The key here is to recognize the issue and have the Landlord explain how it allocates each item and then to make sure the Lease reflects this methodology. There is definite room for disagreement as to how to allocate, but the actual cost difference is probably not material. However, is this not another reason why fixed CAM is better?

Mix It Up! Mixed-Use Condominium Developments Can Be Rewarding for Developers

“Mixed-use” developments, which incorporate residential units with retail or other commercial uses, have steadily gained in popularity over recent years.
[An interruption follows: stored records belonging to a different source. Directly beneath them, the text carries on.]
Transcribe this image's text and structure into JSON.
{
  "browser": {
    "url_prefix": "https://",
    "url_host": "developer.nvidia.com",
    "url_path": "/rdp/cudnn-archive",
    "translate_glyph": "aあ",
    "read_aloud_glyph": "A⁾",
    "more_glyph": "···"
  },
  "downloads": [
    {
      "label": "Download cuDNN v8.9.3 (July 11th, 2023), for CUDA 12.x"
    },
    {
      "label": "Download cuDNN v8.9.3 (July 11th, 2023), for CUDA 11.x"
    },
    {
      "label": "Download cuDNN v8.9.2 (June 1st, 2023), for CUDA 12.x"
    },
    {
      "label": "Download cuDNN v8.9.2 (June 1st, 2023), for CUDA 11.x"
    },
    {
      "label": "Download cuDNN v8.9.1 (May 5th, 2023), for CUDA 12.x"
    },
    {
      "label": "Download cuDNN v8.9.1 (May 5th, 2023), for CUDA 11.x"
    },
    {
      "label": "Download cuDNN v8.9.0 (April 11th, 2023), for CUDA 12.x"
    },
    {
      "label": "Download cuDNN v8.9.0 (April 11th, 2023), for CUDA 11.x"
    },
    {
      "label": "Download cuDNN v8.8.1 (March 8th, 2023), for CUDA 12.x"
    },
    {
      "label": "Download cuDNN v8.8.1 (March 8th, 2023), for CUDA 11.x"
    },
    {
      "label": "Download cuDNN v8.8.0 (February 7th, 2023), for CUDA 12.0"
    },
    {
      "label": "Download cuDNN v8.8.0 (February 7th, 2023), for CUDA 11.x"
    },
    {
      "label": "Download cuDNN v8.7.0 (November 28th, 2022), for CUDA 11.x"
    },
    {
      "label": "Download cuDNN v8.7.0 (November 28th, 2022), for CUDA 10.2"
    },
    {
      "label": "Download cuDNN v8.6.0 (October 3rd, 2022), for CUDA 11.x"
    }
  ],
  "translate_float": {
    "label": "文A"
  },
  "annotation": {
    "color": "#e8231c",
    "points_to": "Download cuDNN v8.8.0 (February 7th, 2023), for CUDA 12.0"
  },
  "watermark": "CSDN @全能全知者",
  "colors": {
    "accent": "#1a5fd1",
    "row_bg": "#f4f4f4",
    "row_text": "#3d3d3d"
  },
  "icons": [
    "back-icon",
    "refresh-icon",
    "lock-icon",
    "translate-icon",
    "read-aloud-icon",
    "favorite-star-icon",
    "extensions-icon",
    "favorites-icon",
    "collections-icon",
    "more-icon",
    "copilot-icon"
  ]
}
This is due to the fact that mixed-use developments offer advantages to developers, owners, tenants and residents when compared to traditional single-purpose developments. Many of today’s home buyers are increasingly interested in living within walking distance of amenities such as restaurants, movie theaters and shopping. From the developer’s perspective, mixed-use projects provide diversification in the product they have to offer. Commercial owners and tenants benefit from having a built-in customer base and consistent traffic through their stores due to their proximity to the residential units.

The condominium form of ownership and governance is flexible enough to accommodate a mixed-use project, though it can also be combined with other forms of ownership for even more flexibility. The overall structure must be well-planned in order to balance the sometimes competing interests of the various uses. In a residential-only development, dealing with commercial uses is easy—the developer simply prohibits them in the governing documents. In a mixed-use development, however, commercial and residential must coexist peacefully. This can be accomplished in a variety of ways, but careful planning is the key to ensure that the “balance of power” between residential and commercial is maintained. 

 

One of the most important considerations in developing the ownership and governance structure is the physical layout of the development.  For example, will residential and commercial uses be located in the same building? If so, the developer and design professionals must pay close attention to access, noise and light issues, trash disposal and parking, among other issues. If the residential and commercial uses are located in separate buildings, the same issues often exist, but usually to a lesser degree. In a high-rise mixed use development, the parcel may sometimes be “horizontally subdivided” so that two separate condominiums can be created, one stacked on the other. Or, the ground level parcel may be a fee parcel used for a hotel, retail shops or other purposes with a residential condominium created from the upper parcel. In either case, a variety of easements for access, support and utilities will be required. Once the basic organizational structure of the development has been determined, the governing documents—usually consisting of one or more declarations, codes of regulations or reciprocal easement agreements—must be meticulously drafted to provide the easements, covenants and restrictions necessary for the successful operation of the development. 

 

Financing for a mixed-use development can also be complex, as funds often come from a mix of public and private sources, each with its own lending standards and requirements. Lenders may require that one or more portions of the project be held under separate ownership to minimize the risk of default. This is another factor to consider when planning the ownership structure of the various project components and the content of the governing documents.

 

Is mixed-use development just a short-term trend or is it here to stay? The International Council of Shopping Centers recently held a conference on mixed-use developments at which one leading developer told participants that mixed-use developments have gone from “novelty to normality” and that “[i]t’s been established that all of the other components—apartments, hotel, office—do better in concert with the retail component.” As the economy recovers and new real estate development projects take flight, expect to see mixed-use developments at the forefront.